▸ Work required:
Print all the entries verbatim.

▸ Exercise input:
######
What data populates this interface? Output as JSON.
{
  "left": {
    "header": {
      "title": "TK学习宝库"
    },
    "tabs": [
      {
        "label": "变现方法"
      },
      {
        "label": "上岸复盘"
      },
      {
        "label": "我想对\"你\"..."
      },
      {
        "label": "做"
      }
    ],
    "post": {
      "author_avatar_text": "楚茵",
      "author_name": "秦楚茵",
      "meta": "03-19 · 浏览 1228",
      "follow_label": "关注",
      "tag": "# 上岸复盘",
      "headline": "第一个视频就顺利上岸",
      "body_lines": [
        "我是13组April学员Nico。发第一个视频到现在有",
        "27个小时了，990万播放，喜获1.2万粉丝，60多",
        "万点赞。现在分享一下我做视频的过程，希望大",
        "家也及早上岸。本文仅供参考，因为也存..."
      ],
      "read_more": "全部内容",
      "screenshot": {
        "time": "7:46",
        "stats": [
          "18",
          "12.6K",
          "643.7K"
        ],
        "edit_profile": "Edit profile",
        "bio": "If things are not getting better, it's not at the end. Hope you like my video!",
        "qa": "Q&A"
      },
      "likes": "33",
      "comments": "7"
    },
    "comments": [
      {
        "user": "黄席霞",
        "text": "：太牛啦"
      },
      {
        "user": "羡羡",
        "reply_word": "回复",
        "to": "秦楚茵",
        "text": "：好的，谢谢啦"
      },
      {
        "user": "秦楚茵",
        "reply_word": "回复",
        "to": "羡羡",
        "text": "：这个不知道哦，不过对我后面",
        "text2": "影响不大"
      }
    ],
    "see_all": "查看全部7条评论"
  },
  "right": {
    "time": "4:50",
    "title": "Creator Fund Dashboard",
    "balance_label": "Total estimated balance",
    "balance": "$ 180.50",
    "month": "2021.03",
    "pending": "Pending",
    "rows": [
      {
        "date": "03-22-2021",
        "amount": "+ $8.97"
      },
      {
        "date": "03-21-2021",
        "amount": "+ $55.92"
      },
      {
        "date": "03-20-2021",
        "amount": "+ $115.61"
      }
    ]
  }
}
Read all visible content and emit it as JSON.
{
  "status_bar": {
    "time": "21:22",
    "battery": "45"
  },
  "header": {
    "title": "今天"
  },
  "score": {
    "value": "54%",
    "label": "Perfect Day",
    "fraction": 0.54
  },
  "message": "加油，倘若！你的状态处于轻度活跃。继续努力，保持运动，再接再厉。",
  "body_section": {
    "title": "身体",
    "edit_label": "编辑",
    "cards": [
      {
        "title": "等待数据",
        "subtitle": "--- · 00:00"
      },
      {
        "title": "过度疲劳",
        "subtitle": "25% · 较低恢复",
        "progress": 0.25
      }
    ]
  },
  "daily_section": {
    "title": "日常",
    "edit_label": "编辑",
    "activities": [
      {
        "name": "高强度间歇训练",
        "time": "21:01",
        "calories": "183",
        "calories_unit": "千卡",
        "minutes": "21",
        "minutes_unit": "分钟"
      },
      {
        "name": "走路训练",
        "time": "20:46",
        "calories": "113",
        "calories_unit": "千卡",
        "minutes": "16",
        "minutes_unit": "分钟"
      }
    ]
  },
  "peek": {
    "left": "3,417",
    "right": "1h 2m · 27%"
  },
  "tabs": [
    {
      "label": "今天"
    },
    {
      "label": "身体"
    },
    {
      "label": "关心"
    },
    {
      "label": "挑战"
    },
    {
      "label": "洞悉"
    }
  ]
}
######
▸ Expected answer:
What data populates this interface? Output as JSON.
{
  "left": {
    "header": {
      "title": "TK学习宝库"
    },
    "tabs": [
      {
        "label": "变现方法"
      },
      {
        "label": "上岸复盘"
      },
      {
        "label": "我想对\"你\"..."
      },
      {
        "label": "做"
      }
    ],
    "post": {
      "author_avatar_text": "楚茵",
      "author_name": "秦楚茵",
      "meta": "03-19 · 浏览 1228",
      "follow_label": "关注",
      "tag": "# 上岸复盘",
      "headline": "第一个视频就顺利上岸",
      "body_lines": [
        "我是13组April学员Nico。发第一个视频到现在有",
        "27个小时了，990万播放，喜获1.2万粉丝，60多",
        "万点赞。现在分享一下我做视频的过程，希望大",
        "家也及早上岸。本文仅供参考，因为也存..."
      ],
      "read_more": "全部内容",
      "screenshot": {
        "time": "7:46",
        "stats": [
          "18",
          "12.6K",
          "643.7K"
        ],
        "edit_profile": "Edit profile",
        "bio": "If things are not getting better, it's not at the end. Hope you like my video!",
        "qa": "Q&A"
      },
      "likes": "33",
      "comments": "7"
    },
    "comments": [
      {
        "user": "黄席霞",
        "text": "：太牛啦"
      },
      {
        "user": "羡羡",
        "reply_word": "回复",
        "to": "秦楚茵",
        "text": "：好的，谢谢啦"
      },
      {
        "user": "秦楚茵",
        "reply_word": "回复",
        "to": "羡羡",
        "text": "：这个不知道哦，不过对我后面",
        "text2": "影响不大"
      }
    ],
    "see_all": "查看全部7条评论"
  },
  "right": {
    "time": "4:50",
    "title": "Creator Fund Dashboard",
    "balance_label": "Total estimated balance",
    "balance": "$ 180.50",
    "month": "2021.03",
    "pending": "Pending",
    "rows": [
      {
        "date": "03-22-2021",
        "amount": "+ $8.97"
      },
      {
        "date": "03-21-2021",
        "amount": "+ $55.92"
      },
      {
        "date": "03-20-2021",
        "amount": "+ $115.61"
      }
    ]
  }
}
Read all visible content and emit it as JSON.
{
  "status_bar": {
    "time": "21:22",
    "battery": "45"
  },
  "header": {
    "title": "今天"
  },
  "score": {
    "value": "54%",
    "label": "Perfect Day",
    "fraction": 0.54
  },
  "message": "加油，倘若！你的状态处于轻度活跃。继续努力，保持运动，再接再厉。",
  "body_section": {
    "title": "身体",
    "edit_label": "编辑",
    "cards": [
      {
        "title": "等待数据",
        "subtitle": "--- · 00:00"
      },
      {
        "title": "过度疲劳",
        "subtitle": "25% · 较低恢复",
        "progress": 0.25
      }
    ]
  },
  "daily_section": {
    "title": "日常",
    "edit_label": "编辑",
    "activities": [
      {
        "name": "高强度间歇训练",
        "time": "21:01",
        "calories": "183",
        "calories_unit": "千卡",
        "minutes": "21",
        "minutes_unit": "分钟"
      },
      {
        "name": "走路训练",
        "time": "20:46",
        "calories": "113",
        "calories_unit": "千卡",
        "minutes": "16",
        "minutes_unit": "分钟"
      }
    ]
  },
  "peek": {
    "left": "3,417",
    "right": "1h 2m · 27%"
  },
  "tabs": [
    {
      "label": "今天"
    },
    {
      "label": "身体"
    },
    {
      "label": "关心"
    },
    {
      "label": "挑战"
    },
    {
      "label": "洞悉"
    }
  ]
}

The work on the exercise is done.